Series 3/3: Space Time Continuum – This series reflects on the then and the now, the old and the new, on how we connect with an ever evolving urban landscape.
The following entry is dedicated to people suffering from Dementia and those that care for them.
In the previous series we have reflected on the importance of stories that connect people to places and the role of new technologies in social innovation. What is the balance required between new and old to create smarter cities that work for the community. With an increase in PFI (Private Funding Initiative) buildings are being designed with a life span of 30 to 40 years. This enables the design to meet the rapid changes in building functionality and as form follows function a change in function leads to a change in form. What are the affects of this ever changing landscape on the community?
People require stories to connect with their built environment; stories can be found in history. When history is removed from a place the sense of connection is lost. It is a well known fact that individuals suffering from Dementia need continuity as their long term memory is less effected than short term. This has led to some interesting use of technology and design to improve the quality of life of Dementia patients (e.g. Dementia Phones and RemPods). What role can the built environment play in improving the quality of life of Dementia patients?

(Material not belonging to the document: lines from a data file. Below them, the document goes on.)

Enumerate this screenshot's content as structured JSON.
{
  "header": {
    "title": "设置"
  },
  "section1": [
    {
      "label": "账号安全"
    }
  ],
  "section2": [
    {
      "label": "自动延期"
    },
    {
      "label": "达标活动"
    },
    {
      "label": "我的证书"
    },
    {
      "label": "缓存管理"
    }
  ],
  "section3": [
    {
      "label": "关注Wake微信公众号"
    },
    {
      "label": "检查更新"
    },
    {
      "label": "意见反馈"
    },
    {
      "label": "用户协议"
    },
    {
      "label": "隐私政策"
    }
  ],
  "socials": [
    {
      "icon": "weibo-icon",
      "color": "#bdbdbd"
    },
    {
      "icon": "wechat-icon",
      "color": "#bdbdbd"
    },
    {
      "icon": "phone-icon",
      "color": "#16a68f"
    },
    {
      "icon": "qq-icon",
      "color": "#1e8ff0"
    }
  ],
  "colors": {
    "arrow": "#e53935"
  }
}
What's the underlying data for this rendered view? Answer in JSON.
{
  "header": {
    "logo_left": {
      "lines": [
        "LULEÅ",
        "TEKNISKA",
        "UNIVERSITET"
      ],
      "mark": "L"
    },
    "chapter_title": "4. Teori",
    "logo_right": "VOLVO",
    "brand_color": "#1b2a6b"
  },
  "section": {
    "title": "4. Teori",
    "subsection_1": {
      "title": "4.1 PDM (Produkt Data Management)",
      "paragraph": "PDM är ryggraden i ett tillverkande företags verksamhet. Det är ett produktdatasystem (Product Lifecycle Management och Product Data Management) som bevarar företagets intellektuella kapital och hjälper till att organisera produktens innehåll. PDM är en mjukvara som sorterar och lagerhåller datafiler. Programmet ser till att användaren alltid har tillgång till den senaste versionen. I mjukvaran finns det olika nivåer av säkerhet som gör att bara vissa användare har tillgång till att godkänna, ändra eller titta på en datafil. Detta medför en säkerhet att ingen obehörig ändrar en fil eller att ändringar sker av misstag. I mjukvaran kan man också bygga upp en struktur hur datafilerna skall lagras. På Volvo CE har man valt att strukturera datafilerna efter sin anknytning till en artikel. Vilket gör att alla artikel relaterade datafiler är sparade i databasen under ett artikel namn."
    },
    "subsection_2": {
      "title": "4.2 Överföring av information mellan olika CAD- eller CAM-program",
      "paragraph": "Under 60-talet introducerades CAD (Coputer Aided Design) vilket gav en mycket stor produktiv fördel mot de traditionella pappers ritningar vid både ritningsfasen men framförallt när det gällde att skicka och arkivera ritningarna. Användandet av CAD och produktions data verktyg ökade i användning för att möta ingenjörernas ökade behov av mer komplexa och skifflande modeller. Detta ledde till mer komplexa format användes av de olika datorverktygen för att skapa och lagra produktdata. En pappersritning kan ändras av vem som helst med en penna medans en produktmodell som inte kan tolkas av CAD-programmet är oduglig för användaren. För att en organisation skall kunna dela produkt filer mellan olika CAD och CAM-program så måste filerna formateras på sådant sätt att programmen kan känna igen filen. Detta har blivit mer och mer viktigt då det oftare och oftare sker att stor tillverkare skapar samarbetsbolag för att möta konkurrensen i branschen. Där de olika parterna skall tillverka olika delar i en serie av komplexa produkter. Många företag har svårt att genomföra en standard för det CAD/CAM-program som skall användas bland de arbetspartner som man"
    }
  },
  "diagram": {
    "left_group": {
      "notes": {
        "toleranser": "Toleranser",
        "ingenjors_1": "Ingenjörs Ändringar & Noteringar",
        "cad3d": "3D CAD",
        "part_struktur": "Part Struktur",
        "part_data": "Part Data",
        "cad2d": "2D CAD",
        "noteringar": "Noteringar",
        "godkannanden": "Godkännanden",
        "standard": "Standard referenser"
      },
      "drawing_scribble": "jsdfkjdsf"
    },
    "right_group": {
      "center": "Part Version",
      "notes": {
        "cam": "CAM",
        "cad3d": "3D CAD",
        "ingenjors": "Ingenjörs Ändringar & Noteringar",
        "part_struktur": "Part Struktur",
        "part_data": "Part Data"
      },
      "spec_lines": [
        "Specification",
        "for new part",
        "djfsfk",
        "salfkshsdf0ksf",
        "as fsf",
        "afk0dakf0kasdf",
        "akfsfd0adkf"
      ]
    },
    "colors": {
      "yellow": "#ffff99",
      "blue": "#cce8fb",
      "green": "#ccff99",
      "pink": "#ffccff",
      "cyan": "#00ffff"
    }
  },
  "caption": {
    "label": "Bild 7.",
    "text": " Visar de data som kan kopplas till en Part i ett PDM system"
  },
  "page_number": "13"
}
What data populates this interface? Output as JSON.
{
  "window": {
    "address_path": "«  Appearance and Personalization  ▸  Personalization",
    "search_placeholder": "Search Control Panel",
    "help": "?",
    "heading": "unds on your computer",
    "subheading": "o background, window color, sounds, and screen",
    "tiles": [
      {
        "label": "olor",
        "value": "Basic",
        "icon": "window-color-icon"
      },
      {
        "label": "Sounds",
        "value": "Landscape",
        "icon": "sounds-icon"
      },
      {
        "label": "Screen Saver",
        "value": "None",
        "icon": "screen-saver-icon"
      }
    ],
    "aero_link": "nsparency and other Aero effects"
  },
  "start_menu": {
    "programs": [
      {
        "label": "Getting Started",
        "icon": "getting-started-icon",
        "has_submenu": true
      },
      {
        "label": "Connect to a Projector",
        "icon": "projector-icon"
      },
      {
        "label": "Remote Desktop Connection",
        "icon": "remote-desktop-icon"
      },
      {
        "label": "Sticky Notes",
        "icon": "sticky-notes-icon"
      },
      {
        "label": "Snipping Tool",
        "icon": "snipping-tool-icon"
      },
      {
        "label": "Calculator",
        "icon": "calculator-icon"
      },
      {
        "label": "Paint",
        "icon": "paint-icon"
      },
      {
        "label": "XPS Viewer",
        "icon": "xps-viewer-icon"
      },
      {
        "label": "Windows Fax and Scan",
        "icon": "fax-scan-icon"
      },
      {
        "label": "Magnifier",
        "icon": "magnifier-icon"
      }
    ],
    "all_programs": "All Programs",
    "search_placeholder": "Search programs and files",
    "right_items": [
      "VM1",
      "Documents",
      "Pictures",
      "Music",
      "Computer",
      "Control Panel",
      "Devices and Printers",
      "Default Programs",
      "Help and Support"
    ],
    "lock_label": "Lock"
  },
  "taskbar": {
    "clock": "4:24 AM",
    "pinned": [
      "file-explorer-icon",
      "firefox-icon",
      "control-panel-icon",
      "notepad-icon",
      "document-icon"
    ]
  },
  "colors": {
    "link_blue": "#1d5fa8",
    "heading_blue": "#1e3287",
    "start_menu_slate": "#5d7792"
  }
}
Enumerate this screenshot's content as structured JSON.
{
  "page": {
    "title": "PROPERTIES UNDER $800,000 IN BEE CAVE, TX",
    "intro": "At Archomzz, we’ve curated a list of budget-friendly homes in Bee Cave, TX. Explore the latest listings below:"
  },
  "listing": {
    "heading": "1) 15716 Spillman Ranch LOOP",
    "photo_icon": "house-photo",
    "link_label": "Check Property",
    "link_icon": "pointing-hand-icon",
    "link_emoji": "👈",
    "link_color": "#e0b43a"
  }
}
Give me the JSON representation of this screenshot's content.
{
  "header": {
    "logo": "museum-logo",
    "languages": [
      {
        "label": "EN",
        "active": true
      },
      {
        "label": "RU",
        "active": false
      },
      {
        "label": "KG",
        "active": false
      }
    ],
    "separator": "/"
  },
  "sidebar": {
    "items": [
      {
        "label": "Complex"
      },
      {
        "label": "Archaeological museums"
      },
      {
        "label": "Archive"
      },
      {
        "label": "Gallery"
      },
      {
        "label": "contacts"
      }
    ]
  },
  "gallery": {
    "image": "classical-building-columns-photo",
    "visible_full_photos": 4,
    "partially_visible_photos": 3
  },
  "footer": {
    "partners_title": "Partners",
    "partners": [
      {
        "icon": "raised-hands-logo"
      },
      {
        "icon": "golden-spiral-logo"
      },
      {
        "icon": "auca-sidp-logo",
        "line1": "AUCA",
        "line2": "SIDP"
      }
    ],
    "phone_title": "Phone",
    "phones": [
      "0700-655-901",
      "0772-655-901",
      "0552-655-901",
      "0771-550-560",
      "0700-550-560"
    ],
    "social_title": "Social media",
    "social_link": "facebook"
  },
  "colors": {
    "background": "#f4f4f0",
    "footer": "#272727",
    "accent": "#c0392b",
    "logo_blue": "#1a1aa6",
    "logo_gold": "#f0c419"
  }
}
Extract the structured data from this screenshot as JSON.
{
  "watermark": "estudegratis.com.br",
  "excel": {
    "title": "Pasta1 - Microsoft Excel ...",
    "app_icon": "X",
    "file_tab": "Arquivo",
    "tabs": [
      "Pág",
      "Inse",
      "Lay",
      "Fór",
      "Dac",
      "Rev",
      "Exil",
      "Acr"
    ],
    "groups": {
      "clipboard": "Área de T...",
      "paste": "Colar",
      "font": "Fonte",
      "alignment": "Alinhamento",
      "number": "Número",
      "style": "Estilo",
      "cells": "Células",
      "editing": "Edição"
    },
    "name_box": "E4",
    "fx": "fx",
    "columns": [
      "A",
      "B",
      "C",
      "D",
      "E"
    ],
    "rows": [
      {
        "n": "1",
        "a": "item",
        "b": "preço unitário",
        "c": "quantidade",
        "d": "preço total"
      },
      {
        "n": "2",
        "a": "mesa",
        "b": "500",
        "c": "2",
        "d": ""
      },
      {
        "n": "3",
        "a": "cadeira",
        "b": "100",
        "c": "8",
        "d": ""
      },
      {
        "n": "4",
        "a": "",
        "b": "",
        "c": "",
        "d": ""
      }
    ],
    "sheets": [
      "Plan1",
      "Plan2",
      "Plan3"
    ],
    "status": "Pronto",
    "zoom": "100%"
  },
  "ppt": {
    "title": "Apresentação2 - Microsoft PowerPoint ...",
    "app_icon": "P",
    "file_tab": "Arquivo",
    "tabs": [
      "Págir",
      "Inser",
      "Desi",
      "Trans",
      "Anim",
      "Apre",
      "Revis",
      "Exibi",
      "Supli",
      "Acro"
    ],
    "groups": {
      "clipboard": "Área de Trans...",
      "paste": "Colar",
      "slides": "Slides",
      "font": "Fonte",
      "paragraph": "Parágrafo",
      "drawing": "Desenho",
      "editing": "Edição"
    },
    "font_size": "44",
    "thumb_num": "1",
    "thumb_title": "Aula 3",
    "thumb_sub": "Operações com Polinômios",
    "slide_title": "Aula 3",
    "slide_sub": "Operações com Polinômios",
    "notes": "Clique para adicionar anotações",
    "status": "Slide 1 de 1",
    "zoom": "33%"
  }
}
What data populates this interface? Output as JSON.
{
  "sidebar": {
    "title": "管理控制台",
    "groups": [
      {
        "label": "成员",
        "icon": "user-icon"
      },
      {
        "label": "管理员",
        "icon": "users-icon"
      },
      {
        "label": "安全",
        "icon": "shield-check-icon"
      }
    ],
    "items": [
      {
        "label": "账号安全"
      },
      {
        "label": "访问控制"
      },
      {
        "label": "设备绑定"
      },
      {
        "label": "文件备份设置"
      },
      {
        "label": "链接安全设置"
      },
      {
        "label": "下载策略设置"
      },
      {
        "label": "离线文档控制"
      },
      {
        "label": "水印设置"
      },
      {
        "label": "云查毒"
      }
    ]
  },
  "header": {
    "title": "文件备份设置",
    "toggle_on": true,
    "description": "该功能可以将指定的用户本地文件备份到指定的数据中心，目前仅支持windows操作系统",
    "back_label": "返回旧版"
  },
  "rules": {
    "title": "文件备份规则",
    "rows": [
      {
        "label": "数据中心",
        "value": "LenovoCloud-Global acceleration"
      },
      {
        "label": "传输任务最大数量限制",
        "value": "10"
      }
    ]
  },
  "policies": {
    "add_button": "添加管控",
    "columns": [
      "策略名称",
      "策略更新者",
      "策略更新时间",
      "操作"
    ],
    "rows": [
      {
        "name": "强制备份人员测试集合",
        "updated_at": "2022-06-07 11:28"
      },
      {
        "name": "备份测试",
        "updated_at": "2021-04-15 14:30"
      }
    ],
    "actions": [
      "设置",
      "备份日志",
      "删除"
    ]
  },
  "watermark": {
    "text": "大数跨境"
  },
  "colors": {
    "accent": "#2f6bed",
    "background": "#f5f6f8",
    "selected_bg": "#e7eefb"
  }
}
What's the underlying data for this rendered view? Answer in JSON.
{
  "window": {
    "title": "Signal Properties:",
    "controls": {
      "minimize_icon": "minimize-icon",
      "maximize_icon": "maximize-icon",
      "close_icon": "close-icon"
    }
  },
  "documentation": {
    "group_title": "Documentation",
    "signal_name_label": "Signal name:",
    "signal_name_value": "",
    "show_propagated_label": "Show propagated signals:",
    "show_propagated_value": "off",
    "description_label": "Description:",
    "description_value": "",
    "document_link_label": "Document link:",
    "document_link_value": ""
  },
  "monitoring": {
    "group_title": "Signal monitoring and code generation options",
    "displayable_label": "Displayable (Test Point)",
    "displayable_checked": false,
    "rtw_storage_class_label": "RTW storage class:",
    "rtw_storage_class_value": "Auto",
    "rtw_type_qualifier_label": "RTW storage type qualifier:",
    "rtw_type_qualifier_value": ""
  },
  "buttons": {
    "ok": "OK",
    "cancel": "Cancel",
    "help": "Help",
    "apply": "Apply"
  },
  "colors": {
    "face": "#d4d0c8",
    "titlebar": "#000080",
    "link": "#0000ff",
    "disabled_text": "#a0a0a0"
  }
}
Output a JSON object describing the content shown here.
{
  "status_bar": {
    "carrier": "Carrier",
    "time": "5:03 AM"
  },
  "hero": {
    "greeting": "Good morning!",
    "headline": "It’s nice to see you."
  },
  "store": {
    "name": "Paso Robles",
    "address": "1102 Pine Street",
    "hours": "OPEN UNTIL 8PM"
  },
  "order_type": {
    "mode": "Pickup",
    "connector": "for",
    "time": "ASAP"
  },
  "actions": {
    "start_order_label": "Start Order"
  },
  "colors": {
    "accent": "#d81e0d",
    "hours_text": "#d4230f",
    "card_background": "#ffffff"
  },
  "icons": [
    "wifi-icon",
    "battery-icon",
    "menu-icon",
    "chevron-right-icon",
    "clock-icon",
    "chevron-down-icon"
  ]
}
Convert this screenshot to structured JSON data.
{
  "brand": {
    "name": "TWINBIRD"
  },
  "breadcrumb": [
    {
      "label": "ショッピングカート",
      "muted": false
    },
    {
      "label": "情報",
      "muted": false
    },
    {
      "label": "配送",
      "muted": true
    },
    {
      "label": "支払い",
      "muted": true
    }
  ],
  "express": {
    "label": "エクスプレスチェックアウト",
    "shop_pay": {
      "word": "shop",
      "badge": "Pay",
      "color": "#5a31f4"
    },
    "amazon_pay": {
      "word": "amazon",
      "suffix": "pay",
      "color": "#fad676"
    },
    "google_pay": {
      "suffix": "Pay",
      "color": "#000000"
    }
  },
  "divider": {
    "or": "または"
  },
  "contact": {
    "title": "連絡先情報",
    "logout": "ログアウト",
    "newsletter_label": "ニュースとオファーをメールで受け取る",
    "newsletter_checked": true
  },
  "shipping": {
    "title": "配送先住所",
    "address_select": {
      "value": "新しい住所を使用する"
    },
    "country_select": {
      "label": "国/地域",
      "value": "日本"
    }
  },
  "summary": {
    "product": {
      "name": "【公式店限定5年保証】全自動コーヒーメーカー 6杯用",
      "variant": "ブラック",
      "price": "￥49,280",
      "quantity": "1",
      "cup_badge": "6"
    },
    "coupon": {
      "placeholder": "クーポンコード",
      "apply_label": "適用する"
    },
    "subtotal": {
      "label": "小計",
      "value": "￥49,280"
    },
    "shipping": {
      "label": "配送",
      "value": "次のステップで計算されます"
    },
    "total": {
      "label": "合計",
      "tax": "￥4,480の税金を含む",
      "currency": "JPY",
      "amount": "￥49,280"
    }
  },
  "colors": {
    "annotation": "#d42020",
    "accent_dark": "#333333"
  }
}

There is a few different ways the industry has responded to this question. The old is not necessarily destroyed as its form outlives its function instead the building is provided with a new function. In new builds the planning permission stage may require investment into the renovation of local buildings. New builds can also pick up on local themes and tell the story of the area; this is what the Vimto Gardens development in Salford, Chapel Street, is achieving. This preserves the identity of the local community and enables people to connect with their built environment. It also enables people to discover their community in a new light. This type of design can improve the lives of Dementia patient as well as enable us all to better connect with our built environment.